Candace is also a Christian who has committed her life and her career to the Lord.
She enjoys making an impact on Hollywood and making the type of films that Christians want to see.
I recently sat down with Candace to talk with her about the impact that Christian filmmakers are having on the movies that are released and how Christians can truly impact Hollywood.
With the recent success of family-based Christian films, such as “Bella,” “Facing the Giants” and “Fireproof,” has Hollywood taken notice?
Yes, more studios are noticing, and it’s hit some nerves. Fox has developed Fox Faith as a new division to make more family-friendly films.

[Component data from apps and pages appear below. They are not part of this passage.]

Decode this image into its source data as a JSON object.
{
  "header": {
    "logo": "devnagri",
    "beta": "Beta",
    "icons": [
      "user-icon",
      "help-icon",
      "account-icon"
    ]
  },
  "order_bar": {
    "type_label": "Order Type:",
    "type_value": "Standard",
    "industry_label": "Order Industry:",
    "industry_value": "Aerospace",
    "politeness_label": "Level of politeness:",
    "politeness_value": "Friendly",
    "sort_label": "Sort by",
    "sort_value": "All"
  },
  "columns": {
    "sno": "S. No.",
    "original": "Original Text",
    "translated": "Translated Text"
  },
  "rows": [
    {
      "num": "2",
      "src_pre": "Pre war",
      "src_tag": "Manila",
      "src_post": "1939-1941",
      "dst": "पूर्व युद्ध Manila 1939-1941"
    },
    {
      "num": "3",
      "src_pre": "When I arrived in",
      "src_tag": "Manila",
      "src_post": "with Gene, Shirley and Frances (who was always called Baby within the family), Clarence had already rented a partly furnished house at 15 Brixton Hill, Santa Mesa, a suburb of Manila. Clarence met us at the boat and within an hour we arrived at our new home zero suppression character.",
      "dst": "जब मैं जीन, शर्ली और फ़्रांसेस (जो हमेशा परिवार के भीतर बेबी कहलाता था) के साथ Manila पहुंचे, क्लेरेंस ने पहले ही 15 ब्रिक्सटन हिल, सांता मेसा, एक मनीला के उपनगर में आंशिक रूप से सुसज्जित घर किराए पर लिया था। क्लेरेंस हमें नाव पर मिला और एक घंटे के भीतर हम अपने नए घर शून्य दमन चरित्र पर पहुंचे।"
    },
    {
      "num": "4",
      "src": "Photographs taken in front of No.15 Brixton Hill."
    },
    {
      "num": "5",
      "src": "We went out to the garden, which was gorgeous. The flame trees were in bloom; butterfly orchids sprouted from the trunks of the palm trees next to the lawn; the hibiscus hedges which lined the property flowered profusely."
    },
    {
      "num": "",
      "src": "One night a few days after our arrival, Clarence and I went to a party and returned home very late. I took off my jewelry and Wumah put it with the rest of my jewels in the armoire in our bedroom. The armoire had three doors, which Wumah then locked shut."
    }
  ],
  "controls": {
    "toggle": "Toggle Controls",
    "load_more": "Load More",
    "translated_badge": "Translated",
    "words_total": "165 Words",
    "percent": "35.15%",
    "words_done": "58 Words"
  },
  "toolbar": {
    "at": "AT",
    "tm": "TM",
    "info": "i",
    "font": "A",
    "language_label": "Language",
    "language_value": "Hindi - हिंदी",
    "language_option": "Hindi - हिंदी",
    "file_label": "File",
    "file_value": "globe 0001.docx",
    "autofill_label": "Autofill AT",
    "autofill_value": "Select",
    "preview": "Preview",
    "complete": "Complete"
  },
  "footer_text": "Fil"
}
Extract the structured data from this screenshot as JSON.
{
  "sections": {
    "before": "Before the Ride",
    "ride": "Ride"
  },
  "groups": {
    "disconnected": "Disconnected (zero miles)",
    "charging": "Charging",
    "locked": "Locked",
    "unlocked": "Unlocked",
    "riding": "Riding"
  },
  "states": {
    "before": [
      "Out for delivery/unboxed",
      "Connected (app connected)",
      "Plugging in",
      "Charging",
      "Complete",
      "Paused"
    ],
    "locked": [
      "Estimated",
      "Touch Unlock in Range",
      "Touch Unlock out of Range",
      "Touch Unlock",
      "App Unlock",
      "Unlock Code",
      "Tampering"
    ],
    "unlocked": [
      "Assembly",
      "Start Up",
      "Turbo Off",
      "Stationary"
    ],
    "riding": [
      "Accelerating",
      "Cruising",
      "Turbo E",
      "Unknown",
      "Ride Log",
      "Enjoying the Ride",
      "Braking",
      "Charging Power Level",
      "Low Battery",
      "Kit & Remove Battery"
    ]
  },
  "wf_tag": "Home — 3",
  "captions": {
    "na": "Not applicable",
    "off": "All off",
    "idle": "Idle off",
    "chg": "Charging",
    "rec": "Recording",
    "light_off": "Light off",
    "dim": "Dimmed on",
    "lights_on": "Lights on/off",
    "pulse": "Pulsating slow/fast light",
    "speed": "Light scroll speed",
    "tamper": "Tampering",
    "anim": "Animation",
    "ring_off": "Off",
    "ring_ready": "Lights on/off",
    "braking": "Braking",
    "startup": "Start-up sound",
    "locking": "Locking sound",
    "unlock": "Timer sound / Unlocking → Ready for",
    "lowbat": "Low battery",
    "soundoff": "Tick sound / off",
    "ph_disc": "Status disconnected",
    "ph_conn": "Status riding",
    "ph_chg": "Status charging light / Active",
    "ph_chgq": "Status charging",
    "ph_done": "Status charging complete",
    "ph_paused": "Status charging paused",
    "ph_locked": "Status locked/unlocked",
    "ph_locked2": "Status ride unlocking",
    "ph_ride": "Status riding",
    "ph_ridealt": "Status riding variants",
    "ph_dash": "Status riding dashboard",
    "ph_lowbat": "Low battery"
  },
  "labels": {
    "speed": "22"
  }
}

Although they are taking notice, they see it as a tool to make money and not necessarily to present the Gospel. It all comes down to the dollar. As an actress, it’s disappointing, because Hollywood’s concern is about getting the biggest stars and [making] the biggest amount of money, not to present a great message for Christians and the family.
Does the message matter at all to Hollywood? No, it’s all about the bottom line. Now for the independent filmmaker, it’s different. They are producing films because they care about the message.
As an actress in Hollywood, what do you see as the biggest challenge for more well-funded, scripted and distributed family-friendly Christian films coming out of Hollywood?
The money to bring to the table is the biggest challenge. There are plenty of talented believers in Hollywood, but as the church is trying to be wise stewards with its money [so] providing millions of dollars is a big challenge.
One of the big breakthroughs for Christian filmmaking occurred when Mel Gibson put his own money on the line to produce and direct, “The Passion of the Christ.” Why aren’t we seeing more Christian filmmakers, like Mel Gibson, willing to finance films?
It’s difficult for Christian filmmakers to expose themselves as Christians. They get nervous with a label that could jeopardize their career and damage any future projects for them because of the negativity that comes with being a Christian.
Does Hollywood have a negative perception of Christianity?
In general, yes. Hollywood is very liberal, but there are several committed Christians.
With the recent success of “Fireproof” and “Facing the Giants,” do you think more Christians are willing to step out and take a chance?
There are definitely more independent filmmakers willing to take the chance, because the public wants more films like these to be made. Films like these have proven to Hollywood that people want more of these types of films.
Can more successful box-office profits create a change with Hollywood’s big decision makers and their perceptions of Christianity?
That’s a God thing. It would be foolish for me to say no one could be changed or yes, everyone could change.
Let’s talk some about your faith. As a Christian actress, do you let your faith determine what type of scripts and projects you will entertain?
Absolutely, 100 percent. I’ve turned down so many auditions because I felt that they conflict with the Bible and the values that I believe in.
Is that difficult at times?
At first it was. But I’ve done it so often that I’ve gotten used to it. In the end I want God to be pleased with me, so it doesn’t matter, because my focus is to please God and not man.
What do you think would be the catalyst of change in Hollywood to see more money and more creative time and investment going into Christian family-friendly films?
It takes more independent filmmakers showing Hollywood that there is a need and that people want these types of films. I think that we are getting there. The success of these independent films will push Hollywood in a drive to make more moral, family films. The indecent films will not go away, but people want a choice and better options.
It also will help when Christians stop watching the indecent films. I would hope that believers stop supporting the wrong films, because as long as the ticket sales are up, Hollywood will keep making them. But if there is a decline in those movies, and faith-based family friendly movies are shelling out money, then Hollywood will see the need for more choices.
To find out more about Candace’s Life as well as her career, visit her website “Growing with God” at www.CandaceCameronBure.net.